In 1996 she was on the shortlist for the Nobel Prize. In that year she published Love Again, her first novel for seven years, and collaborated with the illustrator Charlie Adlard on an unusual graphic novel, Playing the Game.

Her second volume of autobiography, Walking In The Shade, came out in 1997. It took her story up to 1962. She had begun her autobiography initially because she had heard there were people working on her biography and she wanted to be sure the facts were right. She decided against writing a third volume because it would have meant writing about the 1960s and she was protective of the “troubled teenagers” whose “house mother” she had been.

She had kept diaries for most of her life but did not intend to publish them. She regarded herself as being “naked” enough in her books. And there were more novels to come.

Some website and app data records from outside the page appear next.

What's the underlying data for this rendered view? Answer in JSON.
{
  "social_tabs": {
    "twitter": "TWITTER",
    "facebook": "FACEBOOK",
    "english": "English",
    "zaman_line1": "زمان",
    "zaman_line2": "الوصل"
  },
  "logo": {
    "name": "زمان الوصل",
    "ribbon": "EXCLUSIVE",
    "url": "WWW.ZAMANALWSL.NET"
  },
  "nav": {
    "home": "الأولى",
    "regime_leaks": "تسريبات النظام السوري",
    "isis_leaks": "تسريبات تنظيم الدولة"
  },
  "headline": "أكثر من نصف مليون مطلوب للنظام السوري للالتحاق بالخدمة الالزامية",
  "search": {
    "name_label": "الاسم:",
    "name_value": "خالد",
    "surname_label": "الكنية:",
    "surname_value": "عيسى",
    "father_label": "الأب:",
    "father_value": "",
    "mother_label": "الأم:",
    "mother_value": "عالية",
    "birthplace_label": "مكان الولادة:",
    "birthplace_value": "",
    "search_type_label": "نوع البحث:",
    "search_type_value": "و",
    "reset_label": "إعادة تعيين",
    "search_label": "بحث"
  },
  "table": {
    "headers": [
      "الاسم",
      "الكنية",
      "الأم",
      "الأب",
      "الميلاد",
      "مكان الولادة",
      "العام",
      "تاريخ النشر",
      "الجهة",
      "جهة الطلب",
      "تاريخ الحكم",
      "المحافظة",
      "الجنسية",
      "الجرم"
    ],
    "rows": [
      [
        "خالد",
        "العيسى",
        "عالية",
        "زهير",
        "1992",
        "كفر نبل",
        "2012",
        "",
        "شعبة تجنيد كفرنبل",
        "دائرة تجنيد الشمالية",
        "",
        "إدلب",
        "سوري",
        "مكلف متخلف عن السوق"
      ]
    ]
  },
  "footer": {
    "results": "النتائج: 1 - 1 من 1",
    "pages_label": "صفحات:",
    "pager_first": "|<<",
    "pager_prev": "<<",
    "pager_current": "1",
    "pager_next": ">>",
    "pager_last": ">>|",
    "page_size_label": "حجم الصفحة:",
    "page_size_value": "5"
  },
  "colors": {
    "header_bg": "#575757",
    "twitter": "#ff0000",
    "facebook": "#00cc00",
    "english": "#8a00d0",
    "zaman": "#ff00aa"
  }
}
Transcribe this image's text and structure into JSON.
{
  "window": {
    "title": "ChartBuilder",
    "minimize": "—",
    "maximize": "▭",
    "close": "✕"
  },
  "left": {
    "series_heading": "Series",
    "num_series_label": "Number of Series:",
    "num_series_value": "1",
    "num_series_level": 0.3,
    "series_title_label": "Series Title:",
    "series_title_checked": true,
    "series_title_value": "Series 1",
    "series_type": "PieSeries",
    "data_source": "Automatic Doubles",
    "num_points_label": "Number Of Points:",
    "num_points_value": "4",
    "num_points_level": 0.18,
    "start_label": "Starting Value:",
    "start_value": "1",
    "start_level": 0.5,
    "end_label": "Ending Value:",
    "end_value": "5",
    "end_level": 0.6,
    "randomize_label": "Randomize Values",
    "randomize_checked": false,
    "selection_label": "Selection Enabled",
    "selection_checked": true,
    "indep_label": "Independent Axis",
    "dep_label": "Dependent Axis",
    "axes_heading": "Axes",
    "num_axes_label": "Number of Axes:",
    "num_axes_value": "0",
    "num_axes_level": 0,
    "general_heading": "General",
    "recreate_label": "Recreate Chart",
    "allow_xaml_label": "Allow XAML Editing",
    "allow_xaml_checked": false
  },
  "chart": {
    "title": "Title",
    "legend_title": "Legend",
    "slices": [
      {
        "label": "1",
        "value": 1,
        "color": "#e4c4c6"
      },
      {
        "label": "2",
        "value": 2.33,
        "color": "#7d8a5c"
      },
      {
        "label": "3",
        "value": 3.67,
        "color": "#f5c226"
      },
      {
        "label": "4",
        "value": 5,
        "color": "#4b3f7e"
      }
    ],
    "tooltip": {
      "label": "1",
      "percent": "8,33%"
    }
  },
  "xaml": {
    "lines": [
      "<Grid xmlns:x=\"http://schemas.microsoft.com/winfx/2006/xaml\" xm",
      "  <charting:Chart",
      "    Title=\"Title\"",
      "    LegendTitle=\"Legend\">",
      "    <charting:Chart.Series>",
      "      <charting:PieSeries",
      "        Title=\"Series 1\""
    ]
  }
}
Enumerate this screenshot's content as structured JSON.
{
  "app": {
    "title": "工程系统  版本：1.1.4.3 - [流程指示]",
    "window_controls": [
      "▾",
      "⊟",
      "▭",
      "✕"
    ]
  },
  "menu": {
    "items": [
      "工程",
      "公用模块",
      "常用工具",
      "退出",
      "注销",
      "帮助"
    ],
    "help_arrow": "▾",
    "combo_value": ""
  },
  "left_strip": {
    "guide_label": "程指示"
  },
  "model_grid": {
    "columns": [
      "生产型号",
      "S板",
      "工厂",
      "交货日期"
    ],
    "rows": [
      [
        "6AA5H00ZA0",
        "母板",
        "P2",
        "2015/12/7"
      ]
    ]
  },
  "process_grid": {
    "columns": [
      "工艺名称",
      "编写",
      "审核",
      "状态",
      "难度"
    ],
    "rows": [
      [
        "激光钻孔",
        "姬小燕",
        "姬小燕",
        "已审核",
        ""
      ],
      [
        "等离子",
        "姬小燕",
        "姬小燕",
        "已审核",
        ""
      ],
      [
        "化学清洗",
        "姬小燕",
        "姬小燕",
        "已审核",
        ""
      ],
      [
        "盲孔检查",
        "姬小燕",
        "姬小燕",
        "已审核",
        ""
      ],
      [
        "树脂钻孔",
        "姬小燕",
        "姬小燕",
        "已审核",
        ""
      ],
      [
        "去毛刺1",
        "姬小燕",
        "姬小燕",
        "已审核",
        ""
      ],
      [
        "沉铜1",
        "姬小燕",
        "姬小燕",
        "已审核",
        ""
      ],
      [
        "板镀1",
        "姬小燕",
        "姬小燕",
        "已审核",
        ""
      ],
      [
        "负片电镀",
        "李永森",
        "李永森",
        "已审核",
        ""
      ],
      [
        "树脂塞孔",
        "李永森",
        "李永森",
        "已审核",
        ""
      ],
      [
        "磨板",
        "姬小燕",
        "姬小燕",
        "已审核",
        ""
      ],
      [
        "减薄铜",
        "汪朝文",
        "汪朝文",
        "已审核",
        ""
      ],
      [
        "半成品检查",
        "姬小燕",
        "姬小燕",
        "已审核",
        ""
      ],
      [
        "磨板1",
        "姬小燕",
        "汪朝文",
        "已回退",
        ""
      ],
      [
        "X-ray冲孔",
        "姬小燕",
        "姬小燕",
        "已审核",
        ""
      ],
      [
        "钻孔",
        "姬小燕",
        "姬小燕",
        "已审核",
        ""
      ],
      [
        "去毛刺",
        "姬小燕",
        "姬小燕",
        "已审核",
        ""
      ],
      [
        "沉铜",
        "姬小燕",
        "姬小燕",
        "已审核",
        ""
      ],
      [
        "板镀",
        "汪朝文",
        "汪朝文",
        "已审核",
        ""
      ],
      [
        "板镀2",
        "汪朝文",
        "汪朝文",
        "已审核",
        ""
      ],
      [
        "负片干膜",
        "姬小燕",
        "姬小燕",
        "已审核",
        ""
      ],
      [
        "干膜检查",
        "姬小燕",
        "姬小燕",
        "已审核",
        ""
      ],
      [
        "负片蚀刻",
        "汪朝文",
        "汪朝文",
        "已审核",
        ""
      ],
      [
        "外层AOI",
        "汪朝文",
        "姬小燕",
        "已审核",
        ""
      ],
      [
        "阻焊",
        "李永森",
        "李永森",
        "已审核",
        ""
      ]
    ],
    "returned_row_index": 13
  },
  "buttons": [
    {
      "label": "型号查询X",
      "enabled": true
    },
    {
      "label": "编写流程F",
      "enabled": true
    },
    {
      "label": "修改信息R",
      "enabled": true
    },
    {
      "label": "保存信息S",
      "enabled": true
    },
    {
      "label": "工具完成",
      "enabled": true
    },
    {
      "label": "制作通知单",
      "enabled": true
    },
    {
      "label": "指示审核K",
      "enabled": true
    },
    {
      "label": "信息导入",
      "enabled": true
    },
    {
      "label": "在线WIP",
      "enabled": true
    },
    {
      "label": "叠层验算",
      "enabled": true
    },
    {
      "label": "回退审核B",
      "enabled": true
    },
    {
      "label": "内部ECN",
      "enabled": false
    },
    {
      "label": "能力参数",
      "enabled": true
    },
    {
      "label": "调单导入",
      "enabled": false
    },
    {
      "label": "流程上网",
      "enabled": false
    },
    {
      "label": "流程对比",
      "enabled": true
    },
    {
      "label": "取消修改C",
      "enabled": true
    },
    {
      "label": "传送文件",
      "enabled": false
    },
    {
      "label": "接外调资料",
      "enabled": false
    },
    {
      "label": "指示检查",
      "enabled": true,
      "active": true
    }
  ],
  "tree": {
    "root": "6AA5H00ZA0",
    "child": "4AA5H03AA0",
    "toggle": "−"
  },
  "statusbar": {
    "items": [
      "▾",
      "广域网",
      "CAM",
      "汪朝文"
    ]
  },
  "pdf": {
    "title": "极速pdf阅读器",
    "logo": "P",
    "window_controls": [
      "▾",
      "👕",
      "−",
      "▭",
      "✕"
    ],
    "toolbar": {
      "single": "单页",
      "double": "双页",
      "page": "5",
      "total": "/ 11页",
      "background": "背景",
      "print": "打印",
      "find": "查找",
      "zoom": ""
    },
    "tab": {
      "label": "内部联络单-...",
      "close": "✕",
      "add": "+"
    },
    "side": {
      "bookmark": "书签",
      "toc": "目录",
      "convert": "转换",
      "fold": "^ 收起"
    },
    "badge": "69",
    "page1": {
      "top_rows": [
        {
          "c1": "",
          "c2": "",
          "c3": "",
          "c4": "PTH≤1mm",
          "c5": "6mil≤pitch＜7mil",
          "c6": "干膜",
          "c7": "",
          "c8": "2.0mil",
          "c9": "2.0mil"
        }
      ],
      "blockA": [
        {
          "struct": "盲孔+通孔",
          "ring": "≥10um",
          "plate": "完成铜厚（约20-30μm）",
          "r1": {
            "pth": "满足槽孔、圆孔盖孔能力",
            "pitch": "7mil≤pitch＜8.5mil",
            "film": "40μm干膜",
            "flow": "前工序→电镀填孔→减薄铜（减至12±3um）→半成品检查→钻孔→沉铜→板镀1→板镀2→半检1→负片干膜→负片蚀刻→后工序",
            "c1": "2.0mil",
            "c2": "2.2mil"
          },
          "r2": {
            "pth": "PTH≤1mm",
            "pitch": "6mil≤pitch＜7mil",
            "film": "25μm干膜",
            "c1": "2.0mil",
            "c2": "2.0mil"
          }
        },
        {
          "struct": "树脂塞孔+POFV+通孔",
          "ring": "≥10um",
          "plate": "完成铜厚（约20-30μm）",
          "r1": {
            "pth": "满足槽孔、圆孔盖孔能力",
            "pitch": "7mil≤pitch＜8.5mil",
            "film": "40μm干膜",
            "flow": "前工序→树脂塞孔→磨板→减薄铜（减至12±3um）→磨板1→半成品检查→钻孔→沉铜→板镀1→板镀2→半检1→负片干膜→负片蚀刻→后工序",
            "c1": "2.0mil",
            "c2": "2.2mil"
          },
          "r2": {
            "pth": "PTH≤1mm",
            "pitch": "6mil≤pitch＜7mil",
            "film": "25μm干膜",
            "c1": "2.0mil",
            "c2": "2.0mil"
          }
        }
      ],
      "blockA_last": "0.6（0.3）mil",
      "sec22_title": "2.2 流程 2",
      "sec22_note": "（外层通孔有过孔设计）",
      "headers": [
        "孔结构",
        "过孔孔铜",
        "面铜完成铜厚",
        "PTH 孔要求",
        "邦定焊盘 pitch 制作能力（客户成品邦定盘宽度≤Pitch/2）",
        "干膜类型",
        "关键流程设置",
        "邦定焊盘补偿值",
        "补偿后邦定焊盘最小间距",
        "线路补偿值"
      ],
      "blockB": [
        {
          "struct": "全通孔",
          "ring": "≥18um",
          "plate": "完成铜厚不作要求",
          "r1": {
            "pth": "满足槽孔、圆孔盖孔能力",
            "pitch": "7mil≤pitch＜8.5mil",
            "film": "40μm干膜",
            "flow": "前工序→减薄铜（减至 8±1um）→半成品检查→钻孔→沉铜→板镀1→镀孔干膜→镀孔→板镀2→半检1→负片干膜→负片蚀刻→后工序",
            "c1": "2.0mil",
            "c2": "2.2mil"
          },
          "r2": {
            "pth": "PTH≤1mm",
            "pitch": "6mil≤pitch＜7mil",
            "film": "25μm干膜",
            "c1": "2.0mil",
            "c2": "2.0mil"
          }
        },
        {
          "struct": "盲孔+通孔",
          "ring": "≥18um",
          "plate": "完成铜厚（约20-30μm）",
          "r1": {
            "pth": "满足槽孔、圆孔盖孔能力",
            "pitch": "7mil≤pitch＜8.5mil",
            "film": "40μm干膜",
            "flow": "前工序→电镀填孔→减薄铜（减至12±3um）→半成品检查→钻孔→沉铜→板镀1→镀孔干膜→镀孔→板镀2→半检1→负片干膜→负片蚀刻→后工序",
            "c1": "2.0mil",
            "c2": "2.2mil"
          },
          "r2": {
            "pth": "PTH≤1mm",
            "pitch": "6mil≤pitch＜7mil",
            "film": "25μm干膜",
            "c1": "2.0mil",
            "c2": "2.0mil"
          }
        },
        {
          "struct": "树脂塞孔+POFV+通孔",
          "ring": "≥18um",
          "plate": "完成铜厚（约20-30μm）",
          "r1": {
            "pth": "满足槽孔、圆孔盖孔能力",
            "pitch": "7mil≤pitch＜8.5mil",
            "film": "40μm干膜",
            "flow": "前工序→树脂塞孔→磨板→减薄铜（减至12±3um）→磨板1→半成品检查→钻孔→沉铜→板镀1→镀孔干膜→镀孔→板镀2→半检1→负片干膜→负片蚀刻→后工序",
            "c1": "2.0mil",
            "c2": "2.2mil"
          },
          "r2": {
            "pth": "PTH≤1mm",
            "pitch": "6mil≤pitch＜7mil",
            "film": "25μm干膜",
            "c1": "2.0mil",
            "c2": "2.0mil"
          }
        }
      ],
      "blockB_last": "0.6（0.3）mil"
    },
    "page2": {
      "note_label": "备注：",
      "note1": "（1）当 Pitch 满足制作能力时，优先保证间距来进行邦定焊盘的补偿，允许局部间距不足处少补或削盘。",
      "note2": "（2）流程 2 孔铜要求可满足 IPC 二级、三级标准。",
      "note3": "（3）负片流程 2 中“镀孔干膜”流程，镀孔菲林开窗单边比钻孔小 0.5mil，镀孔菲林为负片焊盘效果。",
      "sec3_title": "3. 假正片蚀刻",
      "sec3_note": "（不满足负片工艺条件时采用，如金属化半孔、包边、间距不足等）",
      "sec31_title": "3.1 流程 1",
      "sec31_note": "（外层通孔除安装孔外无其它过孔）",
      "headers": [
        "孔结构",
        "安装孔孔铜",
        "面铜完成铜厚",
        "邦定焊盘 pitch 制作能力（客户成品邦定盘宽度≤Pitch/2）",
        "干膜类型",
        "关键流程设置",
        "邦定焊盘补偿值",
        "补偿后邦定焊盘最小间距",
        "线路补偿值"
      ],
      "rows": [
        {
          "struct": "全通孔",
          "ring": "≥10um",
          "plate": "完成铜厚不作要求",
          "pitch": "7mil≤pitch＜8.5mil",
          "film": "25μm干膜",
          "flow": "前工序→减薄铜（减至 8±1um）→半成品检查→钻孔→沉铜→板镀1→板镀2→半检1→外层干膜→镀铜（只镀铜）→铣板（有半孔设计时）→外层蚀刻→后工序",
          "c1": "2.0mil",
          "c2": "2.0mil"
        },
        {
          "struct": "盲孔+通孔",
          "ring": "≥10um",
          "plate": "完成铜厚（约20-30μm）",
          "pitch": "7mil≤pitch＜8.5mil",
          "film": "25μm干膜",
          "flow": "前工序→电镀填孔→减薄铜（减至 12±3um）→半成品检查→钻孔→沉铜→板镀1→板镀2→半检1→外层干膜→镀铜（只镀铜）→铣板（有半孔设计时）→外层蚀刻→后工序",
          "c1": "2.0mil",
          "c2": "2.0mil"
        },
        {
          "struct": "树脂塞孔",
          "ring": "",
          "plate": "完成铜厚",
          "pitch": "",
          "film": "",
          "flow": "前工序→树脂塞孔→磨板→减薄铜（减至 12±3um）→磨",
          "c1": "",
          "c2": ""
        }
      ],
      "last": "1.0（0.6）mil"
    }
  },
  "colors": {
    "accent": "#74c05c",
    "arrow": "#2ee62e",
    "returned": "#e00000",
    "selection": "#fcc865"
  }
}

Mara and Dann was published in the spring of 1999. Later that year she was made a Companion of Honour. She had turned down appointment as DBE because, she said, there was no British Empire and being a Dame was “a bit pantomimey”.

Mara and Dann was an adventure story set thousands of years in the future with the eponymous young children as the two main characters. The models were herself and her brother Harry when they were children in Africa exploring the bush together. A mini-stroke at the end of the 1990s focused her attention on death. “It wasn’t terrible, but it was enough to scare me. Now I think about death all the time.”

In 2000 Ben in the World, her sequel to The Fifth Child, was published alongside a memoir about one of her cats, The Old Age of El Magnifico. In 2001 she published The Sweetest Dream in which she returned to London in the 1960s and South Africa in the present. Grandmothers (2003) was a collection of four short stories and in 2004 her essays and articles were collected in Time Bites. In The Story of General Dann and Mara’s Daughter, Griot and the Snow-Dog (2005), a sequel to Mara and Dann, Dann is grown up and has become a general.

That she continued to write was no surprise – writing had been central to her life for almost eight decades. She said she was an over-emotional person, “born with skins too few”. For her writing was a process of “setting at a distance”, of taking the “raw, the individual, the uncriticised, the unexamined, into the realm of the general”. And that was something she could never stop doing.